"""

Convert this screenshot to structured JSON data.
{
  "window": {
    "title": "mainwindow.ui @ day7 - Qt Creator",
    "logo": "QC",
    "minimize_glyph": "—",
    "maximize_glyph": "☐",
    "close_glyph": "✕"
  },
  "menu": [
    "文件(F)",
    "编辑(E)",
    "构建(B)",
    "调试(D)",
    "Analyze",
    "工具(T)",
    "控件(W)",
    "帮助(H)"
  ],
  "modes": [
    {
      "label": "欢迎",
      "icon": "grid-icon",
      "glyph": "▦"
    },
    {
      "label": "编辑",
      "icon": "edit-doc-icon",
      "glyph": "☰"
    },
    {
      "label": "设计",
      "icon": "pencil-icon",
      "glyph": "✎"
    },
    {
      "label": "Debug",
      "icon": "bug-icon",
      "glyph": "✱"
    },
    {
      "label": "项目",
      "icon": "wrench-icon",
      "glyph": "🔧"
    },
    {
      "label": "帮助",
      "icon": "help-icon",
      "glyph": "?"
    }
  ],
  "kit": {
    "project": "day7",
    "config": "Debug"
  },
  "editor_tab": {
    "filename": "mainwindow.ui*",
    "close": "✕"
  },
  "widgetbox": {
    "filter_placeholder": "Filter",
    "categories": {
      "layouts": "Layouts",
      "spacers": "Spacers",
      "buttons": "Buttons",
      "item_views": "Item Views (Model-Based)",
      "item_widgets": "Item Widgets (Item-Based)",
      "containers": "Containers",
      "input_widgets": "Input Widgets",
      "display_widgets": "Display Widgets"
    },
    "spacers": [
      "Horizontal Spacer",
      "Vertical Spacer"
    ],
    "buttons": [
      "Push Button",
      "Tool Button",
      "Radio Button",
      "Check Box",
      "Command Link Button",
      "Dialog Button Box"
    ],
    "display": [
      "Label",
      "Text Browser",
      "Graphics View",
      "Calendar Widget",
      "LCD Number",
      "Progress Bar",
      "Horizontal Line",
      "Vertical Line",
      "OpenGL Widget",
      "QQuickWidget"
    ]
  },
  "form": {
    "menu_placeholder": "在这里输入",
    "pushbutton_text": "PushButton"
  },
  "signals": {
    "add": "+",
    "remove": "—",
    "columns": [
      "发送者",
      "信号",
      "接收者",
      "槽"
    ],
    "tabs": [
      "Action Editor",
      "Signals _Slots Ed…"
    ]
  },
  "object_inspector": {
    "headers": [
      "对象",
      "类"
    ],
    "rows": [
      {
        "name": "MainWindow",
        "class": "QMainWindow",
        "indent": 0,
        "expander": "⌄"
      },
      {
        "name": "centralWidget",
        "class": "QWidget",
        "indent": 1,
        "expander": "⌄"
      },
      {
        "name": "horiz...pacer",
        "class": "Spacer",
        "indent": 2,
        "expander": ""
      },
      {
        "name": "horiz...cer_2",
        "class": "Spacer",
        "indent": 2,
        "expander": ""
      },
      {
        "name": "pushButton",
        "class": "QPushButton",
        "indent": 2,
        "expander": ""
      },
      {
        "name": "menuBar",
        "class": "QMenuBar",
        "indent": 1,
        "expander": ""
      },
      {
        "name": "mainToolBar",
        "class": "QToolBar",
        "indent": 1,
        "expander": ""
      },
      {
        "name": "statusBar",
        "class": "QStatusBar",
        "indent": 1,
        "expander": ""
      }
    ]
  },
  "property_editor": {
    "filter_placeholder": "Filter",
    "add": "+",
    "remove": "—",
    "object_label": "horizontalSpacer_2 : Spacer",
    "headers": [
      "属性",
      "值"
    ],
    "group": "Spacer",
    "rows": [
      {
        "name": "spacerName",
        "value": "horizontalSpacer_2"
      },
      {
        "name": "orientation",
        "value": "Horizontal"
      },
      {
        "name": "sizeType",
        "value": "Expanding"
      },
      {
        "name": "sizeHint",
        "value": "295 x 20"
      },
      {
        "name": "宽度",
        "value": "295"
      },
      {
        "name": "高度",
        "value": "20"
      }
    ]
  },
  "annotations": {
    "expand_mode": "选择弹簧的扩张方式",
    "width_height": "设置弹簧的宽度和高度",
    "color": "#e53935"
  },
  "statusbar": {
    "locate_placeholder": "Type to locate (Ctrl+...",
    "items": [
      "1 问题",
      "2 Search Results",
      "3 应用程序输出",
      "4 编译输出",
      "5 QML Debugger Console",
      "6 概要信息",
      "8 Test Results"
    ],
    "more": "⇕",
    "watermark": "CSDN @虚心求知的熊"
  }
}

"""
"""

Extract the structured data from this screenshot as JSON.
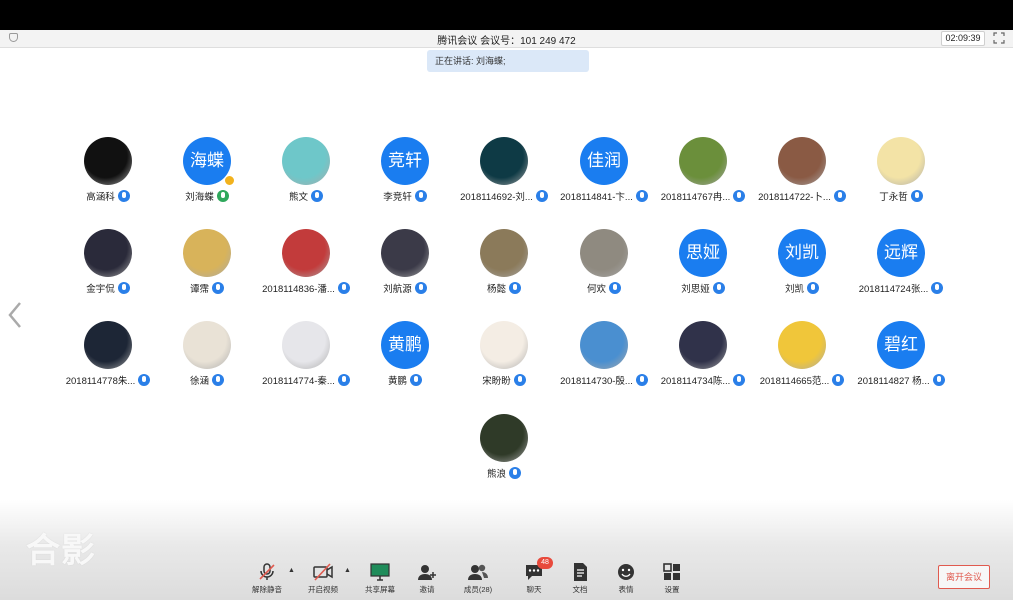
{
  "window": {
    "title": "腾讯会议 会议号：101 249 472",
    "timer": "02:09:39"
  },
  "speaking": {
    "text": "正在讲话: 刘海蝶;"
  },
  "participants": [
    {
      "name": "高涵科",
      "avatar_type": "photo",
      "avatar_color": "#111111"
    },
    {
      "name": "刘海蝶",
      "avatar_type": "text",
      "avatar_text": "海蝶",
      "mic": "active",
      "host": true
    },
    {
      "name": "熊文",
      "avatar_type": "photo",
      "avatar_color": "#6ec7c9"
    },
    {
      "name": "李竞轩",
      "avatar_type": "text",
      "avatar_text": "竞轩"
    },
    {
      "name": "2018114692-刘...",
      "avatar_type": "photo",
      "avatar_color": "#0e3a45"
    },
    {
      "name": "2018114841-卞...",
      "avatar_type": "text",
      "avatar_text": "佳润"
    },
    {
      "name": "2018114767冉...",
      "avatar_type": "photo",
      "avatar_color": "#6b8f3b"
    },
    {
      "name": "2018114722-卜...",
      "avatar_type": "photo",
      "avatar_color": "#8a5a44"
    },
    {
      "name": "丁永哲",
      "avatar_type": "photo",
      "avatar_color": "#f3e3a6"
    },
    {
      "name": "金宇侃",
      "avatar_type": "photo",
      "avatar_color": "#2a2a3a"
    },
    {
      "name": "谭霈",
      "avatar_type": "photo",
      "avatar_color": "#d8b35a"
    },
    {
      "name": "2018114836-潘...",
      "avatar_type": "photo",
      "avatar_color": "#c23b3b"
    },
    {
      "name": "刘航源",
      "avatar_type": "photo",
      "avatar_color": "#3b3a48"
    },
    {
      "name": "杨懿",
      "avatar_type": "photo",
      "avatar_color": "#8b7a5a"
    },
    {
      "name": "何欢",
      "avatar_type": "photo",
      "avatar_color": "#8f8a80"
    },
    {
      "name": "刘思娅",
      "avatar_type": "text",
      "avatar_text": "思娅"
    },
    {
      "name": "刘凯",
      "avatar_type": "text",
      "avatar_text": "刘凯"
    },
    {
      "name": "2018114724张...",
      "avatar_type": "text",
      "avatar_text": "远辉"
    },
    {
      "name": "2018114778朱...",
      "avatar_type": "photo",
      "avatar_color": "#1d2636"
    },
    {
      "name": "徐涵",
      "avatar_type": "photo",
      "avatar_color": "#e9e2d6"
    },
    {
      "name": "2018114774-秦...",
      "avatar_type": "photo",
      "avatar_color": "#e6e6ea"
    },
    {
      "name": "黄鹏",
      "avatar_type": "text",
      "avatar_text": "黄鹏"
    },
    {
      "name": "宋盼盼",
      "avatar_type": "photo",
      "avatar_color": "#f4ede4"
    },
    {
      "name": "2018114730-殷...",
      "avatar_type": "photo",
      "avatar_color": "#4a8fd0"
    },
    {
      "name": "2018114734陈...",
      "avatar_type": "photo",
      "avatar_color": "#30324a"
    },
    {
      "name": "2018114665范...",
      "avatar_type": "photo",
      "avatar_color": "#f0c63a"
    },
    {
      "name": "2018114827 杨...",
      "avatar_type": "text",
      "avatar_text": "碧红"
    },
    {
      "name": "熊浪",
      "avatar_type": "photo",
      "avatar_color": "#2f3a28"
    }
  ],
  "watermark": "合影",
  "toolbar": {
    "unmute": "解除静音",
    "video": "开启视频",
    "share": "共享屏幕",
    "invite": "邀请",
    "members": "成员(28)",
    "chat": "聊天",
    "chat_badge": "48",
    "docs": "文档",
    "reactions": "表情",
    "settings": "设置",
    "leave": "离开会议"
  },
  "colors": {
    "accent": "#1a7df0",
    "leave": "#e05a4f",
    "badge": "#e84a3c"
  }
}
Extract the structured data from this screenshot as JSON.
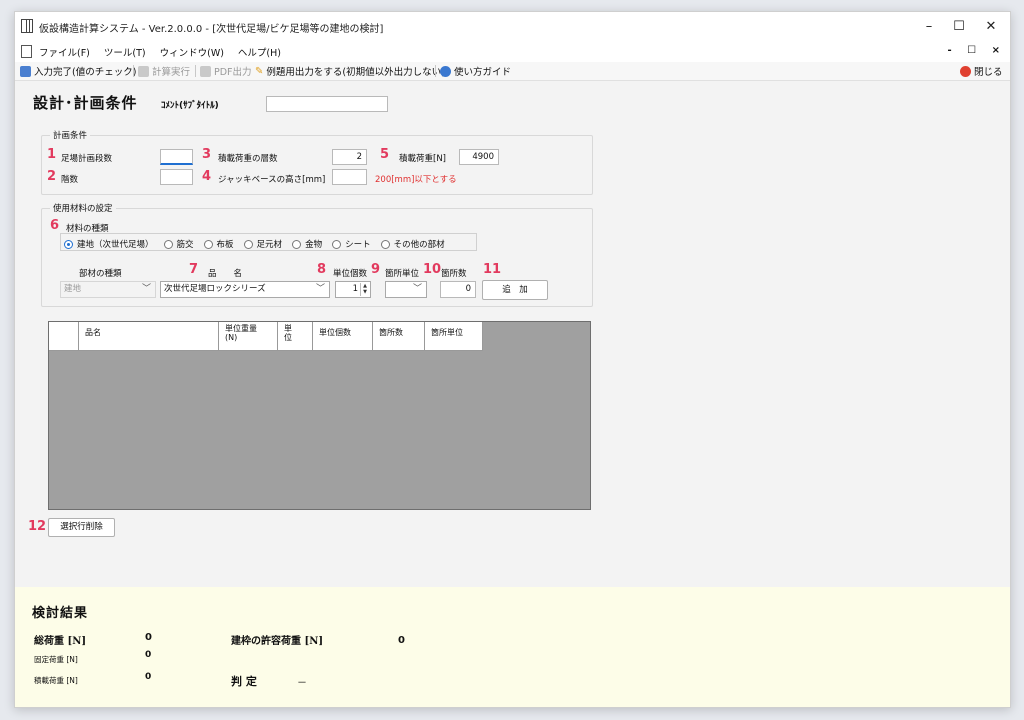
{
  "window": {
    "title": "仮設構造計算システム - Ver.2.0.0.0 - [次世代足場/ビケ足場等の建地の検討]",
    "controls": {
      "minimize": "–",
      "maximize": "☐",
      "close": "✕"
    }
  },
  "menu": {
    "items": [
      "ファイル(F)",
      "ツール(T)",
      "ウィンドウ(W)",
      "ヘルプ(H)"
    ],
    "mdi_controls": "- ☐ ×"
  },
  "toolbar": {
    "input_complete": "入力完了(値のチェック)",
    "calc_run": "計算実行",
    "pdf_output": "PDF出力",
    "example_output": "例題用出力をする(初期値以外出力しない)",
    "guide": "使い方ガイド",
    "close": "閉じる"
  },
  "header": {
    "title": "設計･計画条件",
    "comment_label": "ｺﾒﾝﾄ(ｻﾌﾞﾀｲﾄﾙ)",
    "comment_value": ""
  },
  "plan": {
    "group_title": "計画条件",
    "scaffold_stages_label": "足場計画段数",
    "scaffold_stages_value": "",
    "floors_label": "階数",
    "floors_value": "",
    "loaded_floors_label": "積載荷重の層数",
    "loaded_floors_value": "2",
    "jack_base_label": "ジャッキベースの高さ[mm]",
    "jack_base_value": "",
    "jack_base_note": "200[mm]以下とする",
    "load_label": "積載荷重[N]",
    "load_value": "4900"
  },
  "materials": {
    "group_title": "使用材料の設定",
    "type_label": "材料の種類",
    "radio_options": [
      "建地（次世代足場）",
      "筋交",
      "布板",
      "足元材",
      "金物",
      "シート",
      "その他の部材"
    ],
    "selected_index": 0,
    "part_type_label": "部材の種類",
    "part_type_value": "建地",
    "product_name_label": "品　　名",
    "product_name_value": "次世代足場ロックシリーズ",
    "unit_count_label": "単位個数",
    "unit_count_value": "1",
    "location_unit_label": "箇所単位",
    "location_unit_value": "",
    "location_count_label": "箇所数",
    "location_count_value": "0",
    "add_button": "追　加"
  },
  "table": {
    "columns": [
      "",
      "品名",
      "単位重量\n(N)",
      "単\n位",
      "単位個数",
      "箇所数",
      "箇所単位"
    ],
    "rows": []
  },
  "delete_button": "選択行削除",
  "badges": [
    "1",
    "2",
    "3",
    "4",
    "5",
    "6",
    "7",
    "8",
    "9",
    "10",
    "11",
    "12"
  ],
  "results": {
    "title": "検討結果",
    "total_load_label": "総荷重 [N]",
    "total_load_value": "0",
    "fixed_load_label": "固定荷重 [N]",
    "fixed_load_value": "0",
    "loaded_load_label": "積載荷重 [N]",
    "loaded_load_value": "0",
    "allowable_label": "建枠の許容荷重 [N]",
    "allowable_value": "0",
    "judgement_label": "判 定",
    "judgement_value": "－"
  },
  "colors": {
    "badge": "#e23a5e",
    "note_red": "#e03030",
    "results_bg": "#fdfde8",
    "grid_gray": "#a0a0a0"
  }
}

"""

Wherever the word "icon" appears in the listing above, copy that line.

      "icon": "grid-icon",
      "icon": "edit-doc-icon",
      "icon": "pencil-icon",
      "icon": "bug-icon",
      "icon": "wrench-icon",
      "icon": "help-icon",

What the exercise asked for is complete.